The activity planner helps you choose activity you want to do and see how it can all add up to 150 minutes. It can also help you set weekly goals, get personalized tips and stay motivated.

Let us know how you’re incorporating activity into your day by chatting with us on Facebook (@Spend Smart. Eat Smart.) or Twitter (@SpendEatSmart).

Sarah Taylor Watts, MPA, PAPHS Physical Activity Coordinator Iowa Department of Public Health

Meal Planning for the Health of It

Last week Rachel shared five red flags to look out for when considering diet advice. In the blog, she
mentioned learning new skills that can improve your health, like meal planning, instead of focusing
solely on weight. Meal planning is a popular practice; especially at the beginning of the year when
people are trying to eat better, save money and be more organized. It can help you check off all three!
Today I’m going to share with you five tips for meal planning with health in mind.

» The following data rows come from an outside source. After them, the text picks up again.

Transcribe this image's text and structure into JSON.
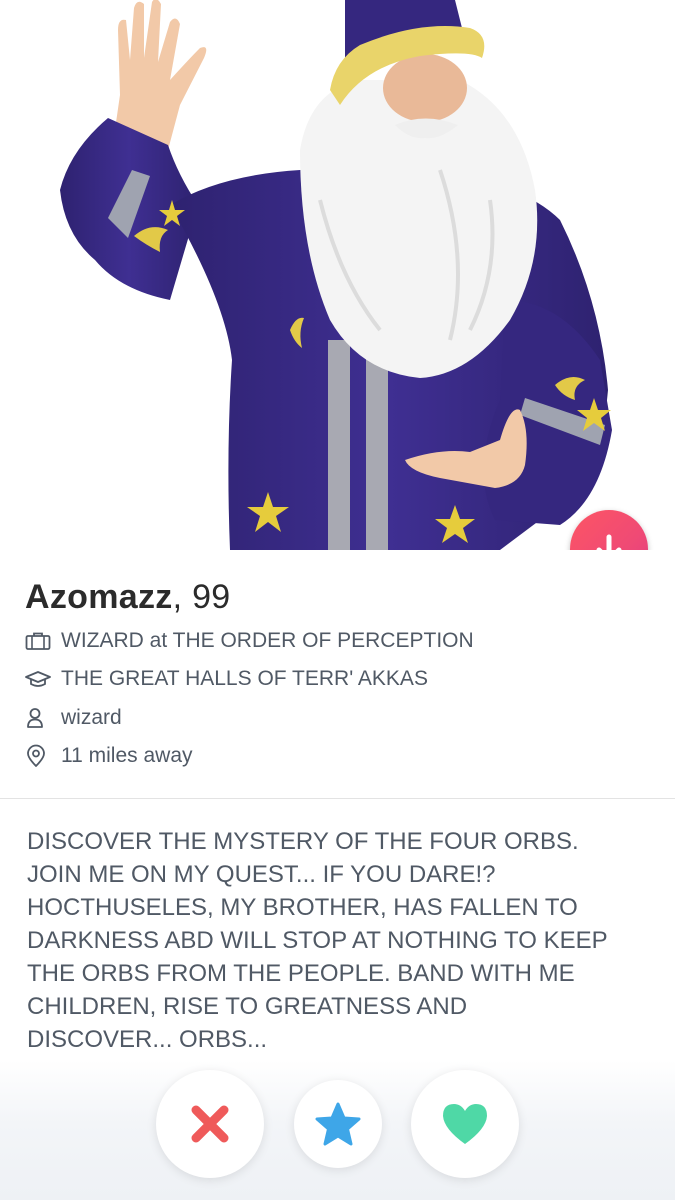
{
  "profile": {
    "name": "Azomazz",
    "age_text": ", 99",
    "job": "WIZARD at THE ORDER OF PERCEPTION",
    "school": "THE GREAT HALLS OF TERR' AKKAS",
    "username": "wizard",
    "distance": "11 miles away",
    "bio": "DISCOVER THE MYSTERY OF THE FOUR ORBS.\nJOIN ME ON MY QUEST... IF YOU DARE!?\nHOCTHUSELES, MY BROTHER, HAS FALLEN TO\nDARKNESS ABD WILL STOP AT NOTHING TO KEEP\nTHE ORBS FROM THE PEOPLE. BAND WITH ME\nCHILDREN, RISE TO GREATNESS AND\nDISCOVER... ORBS..."
  },
  "icons": {
    "job": "briefcase-icon",
    "school": "graduation-cap-icon",
    "username": "person-icon",
    "distance": "location-pin-icon",
    "expand": "arrow-down-icon",
    "nope": "x-icon",
    "super_like": "star-icon",
    "like": "heart-icon"
  },
  "colors": {
    "expand_button": "#fd5564",
    "nope": "#ef5a5a",
    "super_like": "#3ea6e8",
    "like": "#4fd8a6",
    "text_primary": "#2b2b2b",
    "text_secondary": "#505965",
    "robe": "#3b2b86"
  }
}
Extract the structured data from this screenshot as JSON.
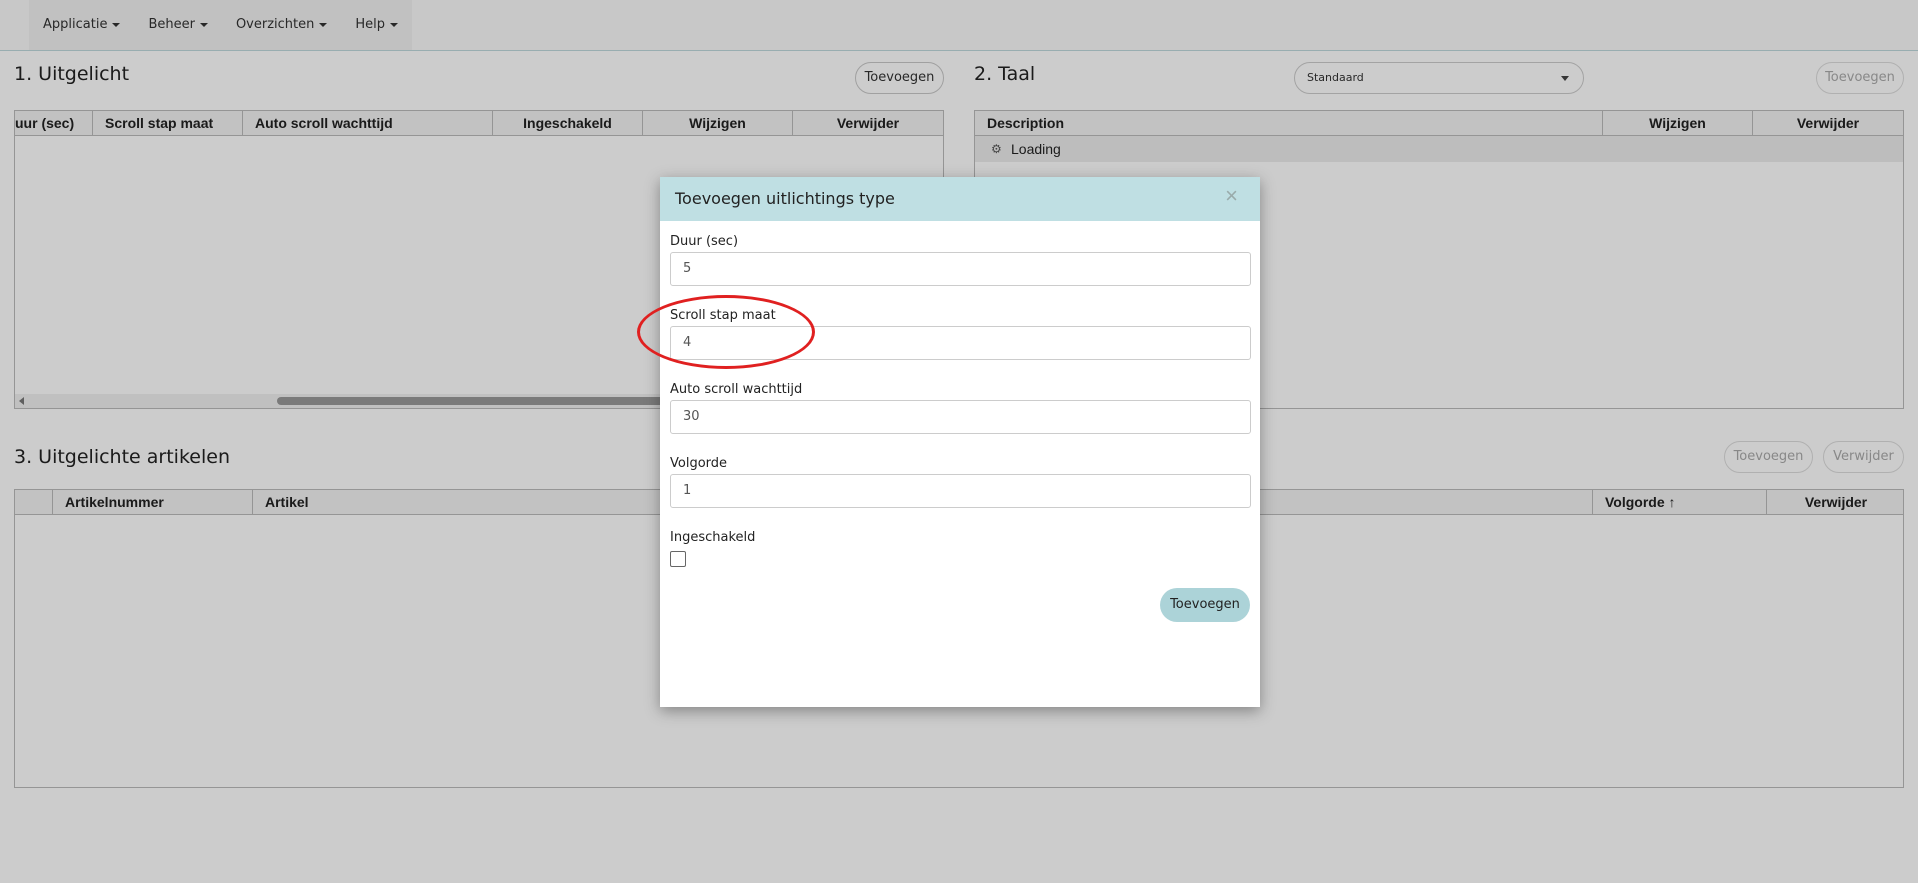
{
  "nav": {
    "items": [
      {
        "label": "Applicatie"
      },
      {
        "label": "Beheer"
      },
      {
        "label": "Overzichten"
      },
      {
        "label": "Help"
      }
    ]
  },
  "panel1": {
    "title": "1. Uitgelicht",
    "add_label": "Toevoegen",
    "columns": [
      "uur (sec)",
      "Scroll stap maat",
      "Auto scroll wachttijd",
      "Ingeschakeld",
      "Wijzigen",
      "Verwijder"
    ]
  },
  "panel2": {
    "title": "2. Taal",
    "select_value": "Standaard",
    "add_label": "Toevoegen",
    "columns": [
      "Description",
      "Wijzigen",
      "Verwijder"
    ],
    "loading_text": "Loading"
  },
  "panel3": {
    "title": "3. Uitgelichte artikelen",
    "add_label": "Toevoegen",
    "delete_label": "Verwijder",
    "columns": [
      "Artikelnummer",
      "Artikel",
      "Volgorde ↑",
      "Verwijder"
    ]
  },
  "modal": {
    "title": "Toevoegen uitlichtings type",
    "close": "×",
    "fields": [
      {
        "label": "Duur (sec)",
        "value": "5"
      },
      {
        "label": "Scroll stap maat",
        "value": "4"
      },
      {
        "label": "Auto scroll wachttijd",
        "value": "30"
      },
      {
        "label": "Volgorde",
        "value": "1"
      }
    ],
    "checkbox_label": "Ingeschakeld",
    "checkbox_checked": false,
    "submit_label": "Toevoegen"
  },
  "colors": {
    "accent": "#acd3d8",
    "header": "#bfdfe3",
    "annotation": "#e02020"
  }
}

  1. Include foods from each of the food groups. This allows you to get a variety of nutrients provided by
    each of the food groups needed for good health. Our 5-Day Meal Planning Worksheet has a checklist at
    the bottom to help you determine if you included something from each food group.
  2. Balance the food groups throughout the day. Aim to have 1-2 food groups at snacks and 3-4 food
    groups at meals. For example, at breakfast you might have a scrambled egg, slice of whole-wheat toast,
    an orange, and glass of milk. Then at snack you have celery sticks with peanut butter.
  3. Include two servings of fruit and three servings of vegetables. This is a general guide for each person
    per day. An example would be a banana for breakfast, an apple and broccoli for lunch, and vegetable
    soup for dinner. To determine the specific amount you need and for information on what counts as a
    serving, visit www.choosemyplate.gov.
  4. Include whole grains. Whole grains have more fiber, which is important for health. It is recommended
    to make half your grains whole grains. Therefore, if your family prefers white pasta, balance that out by
    including other whole grains in your menu plan like brown rice or whole wheat bread.
  5. Include both plant and animal proteins. Animal proteins are a good source of iron while plant
    proteins are higher in fiber. If you have chicken at lunch, consider having lentil tacos for supper. Or mix
    both beans and meat with pasta instead of just meat.
    If you’re new to meal planning, use our sample meal planning calendar to help get started. We also have
    a new sample vegetarian meal planning calendar.

Next week Justine will share a recipe for Cheesy Chicken Casserole that you just might want to include
on your meal plan!

Jody Gatewood

Jody Gatewood

Jody Gatewood is a Registered Dietitian who enjoys spending time in the kitchen baking and preparing meals for her family. She does lots of meal planning to stay organized and feed her family nutritious meals.

More Posts

Join Our Mailing List

Enter your email address:

Categories

Posts from the Past